**Source data**:
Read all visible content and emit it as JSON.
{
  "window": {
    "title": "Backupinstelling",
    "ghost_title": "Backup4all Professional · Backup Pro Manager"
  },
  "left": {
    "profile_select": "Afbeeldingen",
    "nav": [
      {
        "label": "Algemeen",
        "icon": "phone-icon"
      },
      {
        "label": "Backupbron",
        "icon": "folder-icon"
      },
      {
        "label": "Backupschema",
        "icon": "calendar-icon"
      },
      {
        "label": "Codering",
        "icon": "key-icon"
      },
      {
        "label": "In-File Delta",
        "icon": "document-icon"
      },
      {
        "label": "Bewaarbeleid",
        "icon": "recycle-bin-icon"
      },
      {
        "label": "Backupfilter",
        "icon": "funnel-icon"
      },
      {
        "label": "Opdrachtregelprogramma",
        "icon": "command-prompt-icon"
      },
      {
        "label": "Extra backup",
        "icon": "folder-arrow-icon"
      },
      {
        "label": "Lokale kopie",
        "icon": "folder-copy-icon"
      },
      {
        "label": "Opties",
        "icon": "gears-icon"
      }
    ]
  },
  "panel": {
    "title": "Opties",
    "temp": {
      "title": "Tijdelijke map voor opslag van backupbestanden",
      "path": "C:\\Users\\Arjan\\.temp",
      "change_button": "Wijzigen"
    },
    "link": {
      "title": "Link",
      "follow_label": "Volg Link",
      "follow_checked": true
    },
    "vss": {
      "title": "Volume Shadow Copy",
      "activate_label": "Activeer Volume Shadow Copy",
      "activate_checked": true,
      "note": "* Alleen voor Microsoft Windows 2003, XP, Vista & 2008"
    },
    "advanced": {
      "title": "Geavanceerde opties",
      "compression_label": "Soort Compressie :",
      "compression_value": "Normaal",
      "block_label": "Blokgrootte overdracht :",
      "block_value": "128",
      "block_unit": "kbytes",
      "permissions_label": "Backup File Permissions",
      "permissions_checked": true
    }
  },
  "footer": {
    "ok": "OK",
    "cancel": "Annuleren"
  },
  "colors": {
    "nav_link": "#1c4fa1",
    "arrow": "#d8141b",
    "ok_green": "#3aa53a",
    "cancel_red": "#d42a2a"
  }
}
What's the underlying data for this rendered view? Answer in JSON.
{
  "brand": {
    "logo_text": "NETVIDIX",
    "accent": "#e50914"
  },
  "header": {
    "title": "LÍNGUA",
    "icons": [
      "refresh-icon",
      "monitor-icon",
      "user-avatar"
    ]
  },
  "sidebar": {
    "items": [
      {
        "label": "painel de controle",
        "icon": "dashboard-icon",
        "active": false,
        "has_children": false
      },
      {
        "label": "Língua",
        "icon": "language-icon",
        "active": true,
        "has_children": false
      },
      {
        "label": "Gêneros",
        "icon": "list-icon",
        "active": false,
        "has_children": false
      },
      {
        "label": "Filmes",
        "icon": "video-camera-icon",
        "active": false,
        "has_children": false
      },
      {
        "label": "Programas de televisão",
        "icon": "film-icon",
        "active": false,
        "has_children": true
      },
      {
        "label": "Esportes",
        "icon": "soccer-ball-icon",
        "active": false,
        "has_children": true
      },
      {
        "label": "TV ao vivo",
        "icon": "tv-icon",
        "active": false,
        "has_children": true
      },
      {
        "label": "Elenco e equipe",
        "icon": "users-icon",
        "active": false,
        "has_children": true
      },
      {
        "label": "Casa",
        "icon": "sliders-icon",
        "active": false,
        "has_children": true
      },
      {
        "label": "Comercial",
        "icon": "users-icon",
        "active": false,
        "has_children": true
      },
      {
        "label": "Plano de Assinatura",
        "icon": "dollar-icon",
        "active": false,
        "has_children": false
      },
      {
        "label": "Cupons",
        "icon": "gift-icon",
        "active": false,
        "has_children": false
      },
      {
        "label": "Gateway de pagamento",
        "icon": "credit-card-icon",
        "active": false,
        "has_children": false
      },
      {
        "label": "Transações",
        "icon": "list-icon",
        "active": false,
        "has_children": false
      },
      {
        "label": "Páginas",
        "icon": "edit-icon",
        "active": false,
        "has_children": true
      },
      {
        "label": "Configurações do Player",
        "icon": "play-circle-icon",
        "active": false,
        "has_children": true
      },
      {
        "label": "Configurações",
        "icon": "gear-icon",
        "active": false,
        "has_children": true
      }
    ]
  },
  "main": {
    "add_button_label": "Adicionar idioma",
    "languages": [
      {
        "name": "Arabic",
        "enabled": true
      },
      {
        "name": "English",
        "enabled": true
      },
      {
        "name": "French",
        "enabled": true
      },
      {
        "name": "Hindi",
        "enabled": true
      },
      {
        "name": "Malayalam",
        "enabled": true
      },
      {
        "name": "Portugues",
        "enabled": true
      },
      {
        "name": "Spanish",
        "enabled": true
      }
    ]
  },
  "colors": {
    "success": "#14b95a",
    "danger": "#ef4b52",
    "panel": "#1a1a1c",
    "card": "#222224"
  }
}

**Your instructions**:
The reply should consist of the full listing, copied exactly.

**The completed task**:
Read all visible content and emit it as JSON.
{
  "window": {
    "title": "Backupinstelling",
    "ghost_title": "Backup4all Professional · Backup Pro Manager"
  },
  "left": {
    "profile_select": "Afbeeldingen",
    "nav": [
      {
        "label": "Algemeen",
        "icon": "phone-icon"
      },
      {
        "label": "Backupbron",
        "icon": "folder-icon"
      },
      {
        "label": "Backupschema",
        "icon": "calendar-icon"
      },
      {
        "label": "Codering",
        "icon": "key-icon"
      },
      {
        "label": "In-File Delta",
        "icon": "document-icon"
      },
      {
        "label": "Bewaarbeleid",
        "icon": "recycle-bin-icon"
      },
      {
        "label": "Backupfilter",
        "icon": "funnel-icon"
      },
      {
        "label": "Opdrachtregelprogramma",
        "icon": "command-prompt-icon"
      },
      {
        "label": "Extra backup",
        "icon": "folder-arrow-icon"
      },
      {
        "label": "Lokale kopie",
        "icon": "folder-copy-icon"
      },
      {
        "label": "Opties",
        "icon": "gears-icon"
      }
    ]
  },
  "panel": {
    "title": "Opties",
    "temp": {
      "title": "Tijdelijke map voor opslag van backupbestanden",
      "path": "C:\\Users\\Arjan\\.temp",
      "change_button": "Wijzigen"
    },
    "link": {
      "title": "Link",
      "follow_label": "Volg Link",
      "follow_checked": true
    },
    "vss": {
      "title": "Volume Shadow Copy",
      "activate_label": "Activeer Volume Shadow Copy",
      "activate_checked": true,
      "note": "* Alleen voor Microsoft Windows 2003, XP, Vista & 2008"
    },
    "advanced": {
      "title": "Geavanceerde opties",
      "compression_label": "Soort Compressie :",
      "compression_value": "Normaal",
      "block_label": "Blokgrootte overdracht :",
      "block_value": "128",
      "block_unit": "kbytes",
      "permissions_label": "Backup File Permissions",
      "permissions_checked": true
    }
  },
  "footer": {
    "ok": "OK",
    "cancel": "Annuleren"
  },
  "colors": {
    "nav_link": "#1c4fa1",
    "arrow": "#d8141b",
    "ok_green": "#3aa53a",
    "cancel_red": "#d42a2a"
  }
}
What's the underlying data for this rendered view? Answer in JSON.
{
  "brand": {
    "logo_text": "NETVIDIX",
    "accent": "#e50914"
  },
  "header": {
    "title": "LÍNGUA",
    "icons": [
      "refresh-icon",
      "monitor-icon",
      "user-avatar"
    ]
  },
  "sidebar": {
    "items": [
      {
        "label": "painel de controle",
        "icon": "dashboard-icon",
        "active": false,
        "has_children": false
      },
      {
        "label": "Língua",
        "icon": "language-icon",
        "active": true,
        "has_children": false
      },
      {
        "label": "Gêneros",
        "icon": "list-icon",
        "active": false,
        "has_children": false
      },
      {
        "label": "Filmes",
        "icon": "video-camera-icon",
        "active": false,
        "has_children": false
      },
      {
        "label": "Programas de televisão",
        "icon": "film-icon",
        "active": false,
        "has_children": true
      },
      {
        "label": "Esportes",
        "icon": "soccer-ball-icon",
        "active": false,
        "has_children": true
      },
      {
        "label": "TV ao vivo",
        "icon": "tv-icon",
        "active": false,
        "has_children": true
      },
      {
        "label": "Elenco e equipe",
        "icon": "users-icon",
        "active": false,
        "has_children": true
      },
      {
        "label": "Casa",
        "icon": "sliders-icon",
        "active": false,
        "has_children": true
      },
      {
        "label": "Comercial",
        "icon": "users-icon",
        "active": false,
        "has_children": true
      },
      {
        "label": "Plano de Assinatura",
        "icon": "dollar-icon",
        "active": false,
        "has_children": false
      },
      {
        "label": "Cupons",
        "icon": "gift-icon",
        "active": false,
        "has_children": false
      },
      {
        "label": "Gateway de pagamento",
        "icon": "credit-card-icon",
        "active": false,
        "has_children": false
      },
      {
        "label": "Transações",
        "icon": "list-icon",
        "active": false,
        "has_children": false
      },
      {
        "label": "Páginas",
        "icon": "edit-icon",
        "active": false,
        "has_children": true
      },
      {
        "label": "Configurações do Player",
        "icon": "play-circle-icon",
        "active": false,
        "has_children": true
      },
      {
        "label": "Configurações",
        "icon": "gear-icon",
        "active": false,
        "has_children": true
      }
    ]
  },
  "main": {
    "add_button_label": "Adicionar idioma",
    "languages": [
      {
        "name": "Arabic",
        "enabled": true
      },
      {
        "name": "English",
        "enabled": true
      },
      {
        "name": "French",
        "enabled": true
      },
      {
        "name": "Hindi",
        "enabled": true
      },
      {
        "name": "Malayalam",
        "enabled": true
      },
      {
        "name": "Portugues",
        "enabled": true
      },
      {
        "name": "Spanish",
        "enabled": true
      }
    ]
  },
  "colors": {
    "success": "#14b95a",
    "danger": "#ef4b52",
    "panel": "#1a1a1c",
    "card": "#222224"
  }
}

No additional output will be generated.